McCall thinks the shift is likely to be temporary, noting that CNN, MSNBC and broadcasters' news divisions are competing for many of the same viewers while Fox has more of the right-leaning audience to itself.
"That's not to say Fox will be No. 1 and dominant all the time, but I think they will be a key competitor, and I would not be surprised if they're not No. 1 in a month or so," he says.
One major variable is Trump, a news magnet who provided a ratings bump for all media, regardless of political slant.

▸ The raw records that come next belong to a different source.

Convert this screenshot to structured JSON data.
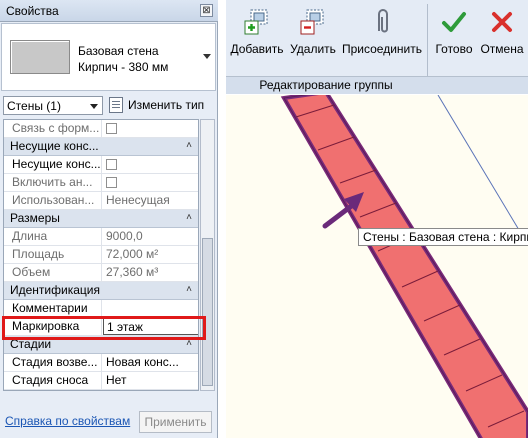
{
  "properties": {
    "title": "Свойства",
    "close_glyph": "⊠",
    "type_name": "Базовая стена",
    "type_sub": "Кирпич - 380 мм",
    "category_filter": "Стены (1)",
    "edit_type_label": "Изменить тип",
    "rows": [
      {
        "label": "Связь с форм...",
        "kind": "checkbox",
        "disabled": true
      },
      {
        "label": "Несущие конс...",
        "kind": "header"
      },
      {
        "label": "Несущие конс...",
        "kind": "checkbox",
        "disabled": false
      },
      {
        "label": "Включить ан...",
        "kind": "checkbox",
        "disabled": true
      },
      {
        "label": "Использован...",
        "value": "Ненесущая",
        "disabled": true
      },
      {
        "label": "Размеры",
        "kind": "header"
      },
      {
        "label": "Длина",
        "value": "9000,0",
        "disabled": true
      },
      {
        "label": "Площадь",
        "value": "72,000 м²",
        "disabled": true
      },
      {
        "label": "Объем",
        "value": "27,360 м³",
        "disabled": true
      },
      {
        "label": "Идентификация",
        "kind": "header"
      },
      {
        "label": "Комментарии",
        "value": "",
        "disabled": false
      },
      {
        "label": "Маркировка",
        "value": "1 этаж",
        "disabled": false
      },
      {
        "label": "Стадии",
        "kind": "header"
      },
      {
        "label": "Стадия возве...",
        "value": "Новая конс...",
        "disabled": false
      },
      {
        "label": "Стадия сноса",
        "value": "Нет",
        "disabled": false
      }
    ],
    "help_link": "Справка по свойствам",
    "apply_button": "Применить"
  },
  "ribbon": {
    "buttons": [
      {
        "label": "Добавить",
        "icon": "add-to-group-icon"
      },
      {
        "label": "Удалить",
        "icon": "remove-from-group-icon"
      },
      {
        "label": "Присоединить",
        "icon": "paperclip-icon"
      },
      {
        "label": "Готово",
        "icon": "checkmark-icon"
      },
      {
        "label": "Отмена",
        "icon": "cancel-x-icon"
      }
    ],
    "group_label": "Редактирование группы"
  },
  "canvas": {
    "tooltip": "Стены : Базовая стена : Кирпич"
  },
  "colors": {
    "wall_fill": "#f07070",
    "wall_outline": "#7a2a7a",
    "highlight": "#e01919",
    "arrow": "#6a2a7a"
  }
}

"One key will be whether CNN and MSNBC can generate enough excitement to keep their audiences engaged without Trump always being the center of the news agenda," McCall says. "If (Trump) stays off the news and it's just covering Biden, it'll be interesting to see if they can maintain that audience growth. I expect some sort of natural decline once the sugar high of the inauguration has drifted off."